◆ About this task: If a line of the records holds the word "Type", copy it out.

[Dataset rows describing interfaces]
- Opening Delimiter -

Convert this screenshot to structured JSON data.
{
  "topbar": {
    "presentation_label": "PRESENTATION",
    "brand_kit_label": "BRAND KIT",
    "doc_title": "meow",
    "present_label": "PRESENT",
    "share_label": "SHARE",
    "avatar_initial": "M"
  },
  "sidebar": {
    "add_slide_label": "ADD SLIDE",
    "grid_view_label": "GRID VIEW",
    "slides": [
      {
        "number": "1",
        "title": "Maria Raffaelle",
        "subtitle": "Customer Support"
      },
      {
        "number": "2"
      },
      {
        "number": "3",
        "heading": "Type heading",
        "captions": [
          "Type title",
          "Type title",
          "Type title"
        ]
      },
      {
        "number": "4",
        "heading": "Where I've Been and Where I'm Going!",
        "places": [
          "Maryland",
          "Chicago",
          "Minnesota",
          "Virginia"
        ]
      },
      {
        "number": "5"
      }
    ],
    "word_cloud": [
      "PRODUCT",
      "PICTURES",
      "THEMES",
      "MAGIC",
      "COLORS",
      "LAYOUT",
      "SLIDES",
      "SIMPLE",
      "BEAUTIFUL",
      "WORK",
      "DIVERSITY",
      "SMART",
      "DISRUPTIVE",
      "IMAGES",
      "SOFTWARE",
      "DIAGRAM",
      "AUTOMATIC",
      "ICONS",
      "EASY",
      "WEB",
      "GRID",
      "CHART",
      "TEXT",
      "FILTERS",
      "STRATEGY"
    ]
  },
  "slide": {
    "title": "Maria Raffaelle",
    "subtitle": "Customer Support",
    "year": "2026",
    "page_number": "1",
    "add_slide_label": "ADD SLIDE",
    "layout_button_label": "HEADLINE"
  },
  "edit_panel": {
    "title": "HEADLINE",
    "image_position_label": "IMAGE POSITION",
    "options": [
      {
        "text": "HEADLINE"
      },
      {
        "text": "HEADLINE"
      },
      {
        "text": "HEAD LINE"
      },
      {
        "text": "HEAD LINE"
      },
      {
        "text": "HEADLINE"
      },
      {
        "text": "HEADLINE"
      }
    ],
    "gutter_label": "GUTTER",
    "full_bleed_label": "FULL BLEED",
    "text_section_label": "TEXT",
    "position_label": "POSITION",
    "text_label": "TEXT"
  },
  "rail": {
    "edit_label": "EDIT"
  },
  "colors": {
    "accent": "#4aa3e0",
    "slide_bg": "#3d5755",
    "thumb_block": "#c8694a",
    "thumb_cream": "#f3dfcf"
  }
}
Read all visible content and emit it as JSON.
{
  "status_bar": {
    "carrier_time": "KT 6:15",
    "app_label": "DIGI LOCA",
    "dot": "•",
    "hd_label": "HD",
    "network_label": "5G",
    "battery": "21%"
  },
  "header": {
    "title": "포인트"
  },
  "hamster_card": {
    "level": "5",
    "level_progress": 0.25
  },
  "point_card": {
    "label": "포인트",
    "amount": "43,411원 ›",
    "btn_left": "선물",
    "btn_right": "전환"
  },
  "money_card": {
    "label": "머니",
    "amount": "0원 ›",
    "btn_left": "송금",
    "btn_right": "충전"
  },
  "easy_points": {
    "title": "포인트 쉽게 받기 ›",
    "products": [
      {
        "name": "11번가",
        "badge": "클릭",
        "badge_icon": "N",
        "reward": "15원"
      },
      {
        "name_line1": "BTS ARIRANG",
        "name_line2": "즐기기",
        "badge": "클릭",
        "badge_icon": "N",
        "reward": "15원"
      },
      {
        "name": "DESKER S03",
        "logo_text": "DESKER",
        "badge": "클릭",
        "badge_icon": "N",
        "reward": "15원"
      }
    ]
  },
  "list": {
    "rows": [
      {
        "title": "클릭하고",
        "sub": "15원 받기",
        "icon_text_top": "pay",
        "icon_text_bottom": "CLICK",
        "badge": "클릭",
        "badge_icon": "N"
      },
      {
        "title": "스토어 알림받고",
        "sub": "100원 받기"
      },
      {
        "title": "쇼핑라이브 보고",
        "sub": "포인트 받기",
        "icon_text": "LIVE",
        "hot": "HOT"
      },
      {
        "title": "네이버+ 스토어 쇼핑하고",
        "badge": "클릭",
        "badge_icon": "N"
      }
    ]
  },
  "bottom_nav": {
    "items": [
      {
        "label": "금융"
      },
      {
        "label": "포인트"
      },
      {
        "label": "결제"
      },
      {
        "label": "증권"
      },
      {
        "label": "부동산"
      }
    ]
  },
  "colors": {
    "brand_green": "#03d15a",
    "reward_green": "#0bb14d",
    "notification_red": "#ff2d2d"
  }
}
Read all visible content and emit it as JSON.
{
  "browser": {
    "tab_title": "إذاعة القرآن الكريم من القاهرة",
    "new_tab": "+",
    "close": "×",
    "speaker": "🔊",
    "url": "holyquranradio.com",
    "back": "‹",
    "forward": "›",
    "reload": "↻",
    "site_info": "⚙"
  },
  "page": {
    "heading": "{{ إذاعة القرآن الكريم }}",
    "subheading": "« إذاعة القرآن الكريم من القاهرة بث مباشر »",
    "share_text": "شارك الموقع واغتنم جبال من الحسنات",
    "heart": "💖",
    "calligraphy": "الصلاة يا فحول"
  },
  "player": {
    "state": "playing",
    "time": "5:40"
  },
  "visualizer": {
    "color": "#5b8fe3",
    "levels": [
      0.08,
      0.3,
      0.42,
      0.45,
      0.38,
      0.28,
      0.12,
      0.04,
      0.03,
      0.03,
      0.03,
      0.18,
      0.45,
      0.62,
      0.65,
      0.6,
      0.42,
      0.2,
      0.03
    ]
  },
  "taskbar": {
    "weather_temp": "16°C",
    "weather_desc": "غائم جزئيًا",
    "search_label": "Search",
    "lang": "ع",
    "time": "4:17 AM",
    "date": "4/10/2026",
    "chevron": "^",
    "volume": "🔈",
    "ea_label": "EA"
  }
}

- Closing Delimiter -

◆ Written response:
        "heading": "Type heading",
          "Type title",
          "Type title",
          "Type title"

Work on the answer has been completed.